Problem to solve
Write out all of the records precisely. Skip anything that is a picture.

** Opening Extracted data block **

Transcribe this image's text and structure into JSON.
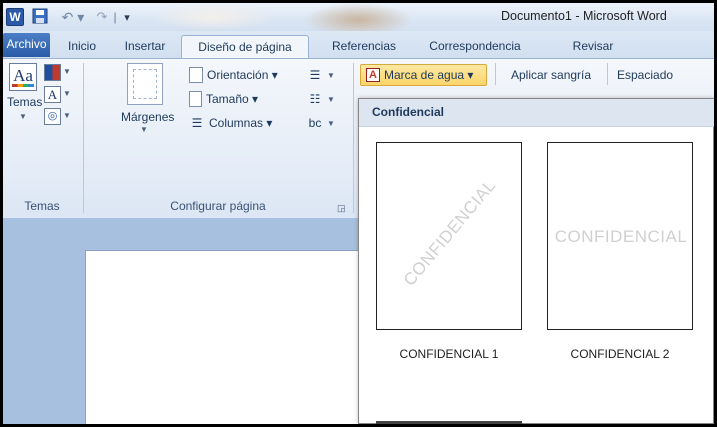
{
  "app": {
    "icon_letter": "W",
    "title": "Documento1 - Microsoft Word"
  },
  "qat": {
    "undo": "↶ ▾",
    "redo": "↷",
    "separator": "|",
    "customize": "▾"
  },
  "tabs": [
    {
      "label": "Archivo"
    },
    {
      "label": "Inicio"
    },
    {
      "label": "Insertar"
    },
    {
      "label": "Diseño de página"
    },
    {
      "label": "Referencias"
    },
    {
      "label": "Correspondencia"
    },
    {
      "label": "Revisar"
    }
  ],
  "ribbon": {
    "temas_group": {
      "temas_button": "Temas",
      "temas_icon_text": "Aa",
      "fonts_icon_text": "A",
      "group_label": "Temas"
    },
    "page_setup_group": {
      "margenes": "Márgenes",
      "orientacion": "Orientación ▾",
      "tamano": "Tamaño ▾",
      "columnas": "Columnas ▾",
      "hyphenation_icon_text": "bc",
      "group_label": "Configurar página"
    },
    "background_group": {
      "marca_de_agua": "Marca de agua ▾"
    },
    "paragraph": {
      "aplicar_sangria": "Aplicar sangría",
      "espaciado": "Espaciado"
    }
  },
  "watermark_gallery": {
    "header": "Confidencial",
    "items": [
      {
        "watermark": "CONFIDENCIAL",
        "caption": "CONFIDENCIAL 1",
        "style": "diagonal"
      },
      {
        "watermark": "CONFIDENCIAL",
        "caption": "CONFIDENCIAL 2",
        "style": "horizontal"
      }
    ]
  },
  "colors": {
    "archivo_tab": "#2a5ba6",
    "highlight": "#fbd46a",
    "ribbon_bg": "#e4ecf7",
    "doc_bg": "#a8c0df"
  }
}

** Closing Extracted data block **

Answer for this exercise
Transcribe this image's text and structure into JSON.
{
  "app": {
    "icon_letter": "W",
    "title": "Documento1 - Microsoft Word"
  },
  "qat": {
    "undo": "↶ ▾",
    "redo": "↷",
    "separator": "|",
    "customize": "▾"
  },
  "tabs": [
    {
      "label": "Archivo"
    },
    {
      "label": "Inicio"
    },
    {
      "label": "Insertar"
    },
    {
      "label": "Diseño de página"
    },
    {
      "label": "Referencias"
    },
    {
      "label": "Correspondencia"
    },
    {
      "label": "Revisar"
    }
  ],
  "ribbon": {
    "temas_group": {
      "temas_button": "Temas",
      "temas_icon_text": "Aa",
      "fonts_icon_text": "A",
      "group_label": "Temas"
    },
    "page_setup_group": {
      "margenes": "Márgenes",
      "orientacion": "Orientación ▾",
      "tamano": "Tamaño ▾",
      "columnas": "Columnas ▾",
      "hyphenation_icon_text": "bc",
      "group_label": "Configurar página"
    },
    "background_group": {
      "marca_de_agua": "Marca de agua ▾"
    },
    "paragraph": {
      "aplicar_sangria": "Aplicar sangría",
      "espaciado": "Espaciado"
    }
  },
  "watermark_gallery": {
    "header": "Confidencial",
    "items": [
      {
        "watermark": "CONFIDENCIAL",
        "caption": "CONFIDENCIAL 1",
        "style": "diagonal"
      },
      {
        "watermark": "CONFIDENCIAL",
        "caption": "CONFIDENCIAL 2",
        "style": "horizontal"
      }
    ]
  },
  "colors": {
    "archivo_tab": "#2a5ba6",
    "highlight": "#fbd46a",
    "ribbon_bg": "#e4ecf7",
    "doc_bg": "#a8c0df"
  }
}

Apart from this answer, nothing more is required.